Every entry that follows is to be duplicated exactly.

+++

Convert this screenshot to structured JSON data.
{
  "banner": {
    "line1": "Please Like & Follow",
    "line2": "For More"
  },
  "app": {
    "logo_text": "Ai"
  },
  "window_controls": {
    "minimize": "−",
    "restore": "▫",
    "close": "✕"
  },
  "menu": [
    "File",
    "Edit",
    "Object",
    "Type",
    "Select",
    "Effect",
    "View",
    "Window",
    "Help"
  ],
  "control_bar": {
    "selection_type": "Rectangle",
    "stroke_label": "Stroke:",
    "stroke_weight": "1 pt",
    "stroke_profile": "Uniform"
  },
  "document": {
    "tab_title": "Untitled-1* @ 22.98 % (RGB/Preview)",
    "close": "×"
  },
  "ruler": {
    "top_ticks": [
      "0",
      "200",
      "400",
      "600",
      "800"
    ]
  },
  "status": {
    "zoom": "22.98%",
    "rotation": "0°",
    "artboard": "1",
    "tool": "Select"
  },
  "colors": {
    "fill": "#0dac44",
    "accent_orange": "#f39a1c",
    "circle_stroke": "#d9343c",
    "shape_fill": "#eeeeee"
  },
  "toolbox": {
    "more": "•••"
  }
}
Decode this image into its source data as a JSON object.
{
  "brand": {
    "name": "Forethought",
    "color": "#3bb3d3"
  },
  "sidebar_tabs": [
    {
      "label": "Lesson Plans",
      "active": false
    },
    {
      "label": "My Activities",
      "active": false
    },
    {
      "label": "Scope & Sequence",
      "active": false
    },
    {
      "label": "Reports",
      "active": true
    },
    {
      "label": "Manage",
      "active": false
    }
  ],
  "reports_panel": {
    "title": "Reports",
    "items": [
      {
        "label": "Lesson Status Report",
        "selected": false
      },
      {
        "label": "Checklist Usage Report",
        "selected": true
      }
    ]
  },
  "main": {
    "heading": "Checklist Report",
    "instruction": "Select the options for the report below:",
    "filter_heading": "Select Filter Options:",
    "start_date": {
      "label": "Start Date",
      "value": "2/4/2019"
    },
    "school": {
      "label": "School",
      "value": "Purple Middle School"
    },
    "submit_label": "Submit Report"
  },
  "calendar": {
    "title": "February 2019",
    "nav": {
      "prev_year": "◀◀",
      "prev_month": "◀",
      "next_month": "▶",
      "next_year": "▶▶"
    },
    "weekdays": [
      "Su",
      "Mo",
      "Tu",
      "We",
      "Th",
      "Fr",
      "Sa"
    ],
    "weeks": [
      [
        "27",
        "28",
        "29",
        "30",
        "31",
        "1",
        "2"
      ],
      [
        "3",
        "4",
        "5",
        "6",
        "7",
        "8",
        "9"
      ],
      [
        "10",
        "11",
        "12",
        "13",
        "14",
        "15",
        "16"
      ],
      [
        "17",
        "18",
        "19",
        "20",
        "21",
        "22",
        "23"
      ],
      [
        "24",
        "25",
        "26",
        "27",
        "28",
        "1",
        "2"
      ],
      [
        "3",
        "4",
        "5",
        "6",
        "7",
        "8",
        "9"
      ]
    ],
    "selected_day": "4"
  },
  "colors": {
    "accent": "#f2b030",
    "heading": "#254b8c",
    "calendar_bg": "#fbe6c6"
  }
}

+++

### Result of the exercise
Convert this screenshot to structured JSON data.
{
  "banner": {
    "line1": "Please Like & Follow",
    "line2": "For More"
  },
  "app": {
    "logo_text": "Ai"
  },
  "window_controls": {
    "minimize": "−",
    "restore": "▫",
    "close": "✕"
  },
  "menu": [
    "File",
    "Edit",
    "Object",
    "Type",
    "Select",
    "Effect",
    "View",
    "Window",
    "Help"
  ],
  "control_bar": {
    "selection_type": "Rectangle",
    "stroke_label": "Stroke:",
    "stroke_weight": "1 pt",
    "stroke_profile": "Uniform"
  },
  "document": {
    "tab_title": "Untitled-1* @ 22.98 % (RGB/Preview)",
    "close": "×"
  },
  "ruler": {
    "top_ticks": [
      "0",
      "200",
      "400",
      "600",
      "800"
    ]
  },
  "status": {
    "zoom": "22.98%",
    "rotation": "0°",
    "artboard": "1",
    "tool": "Select"
  },
  "colors": {
    "fill": "#0dac44",
    "accent_orange": "#f39a1c",
    "circle_stroke": "#d9343c",
    "shape_fill": "#eeeeee"
  },
  "toolbox": {
    "more": "•••"
  }
}
Decode this image into its source data as a JSON object.
{
  "brand": {
    "name": "Forethought",
    "color": "#3bb3d3"
  },
  "sidebar_tabs": [
    {
      "label": "Lesson Plans",
      "active": false
    },
    {
      "label": "My Activities",
      "active": false
    },
    {
      "label": "Scope & Sequence",
      "active": false
    },
    {
      "label": "Reports",
      "active": true
    },
    {
      "label": "Manage",
      "active": false
    }
  ],
  "reports_panel": {
    "title": "Reports",
    "items": [
      {
        "label": "Lesson Status Report",
        "selected": false
      },
      {
        "label": "Checklist Usage Report",
        "selected": true
      }
    ]
  },
  "main": {
    "heading": "Checklist Report",
    "instruction": "Select the options for the report below:",
    "filter_heading": "Select Filter Options:",
    "start_date": {
      "label": "Start Date",
      "value": "2/4/2019"
    },
    "school": {
      "label": "School",
      "value": "Purple Middle School"
    },
    "submit_label": "Submit Report"
  },
  "calendar": {
    "title": "February 2019",
    "nav": {
      "prev_year": "◀◀",
      "prev_month": "◀",
      "next_month": "▶",
      "next_year": "▶▶"
    },
    "weekdays": [
      "Su",
      "Mo",
      "Tu",
      "We",
      "Th",
      "Fr",
      "Sa"
    ],
    "weeks": [
      [
        "27",
        "28",
        "29",
        "30",
        "31",
        "1",
        "2"
      ],
      [
        "3",
        "4",
        "5",
        "6",
        "7",
        "8",
        "9"
      ],
      [
        "10",
        "11",
        "12",
        "13",
        "14",
        "15",
        "16"
      ],
      [
        "17",
        "18",
        "19",
        "20",
        "21",
        "22",
        "23"
      ],
      [
        "24",
        "25",
        "26",
        "27",
        "28",
        "1",
        "2"
      ],
      [
        "3",
        "4",
        "5",
        "6",
        "7",
        "8",
        "9"
      ]
    ],
    "selected_day": "4"
  },
  "colors": {
    "accent": "#f2b030",
    "heading": "#254b8c",
    "calendar_bg": "#fbe6c6"
  }
}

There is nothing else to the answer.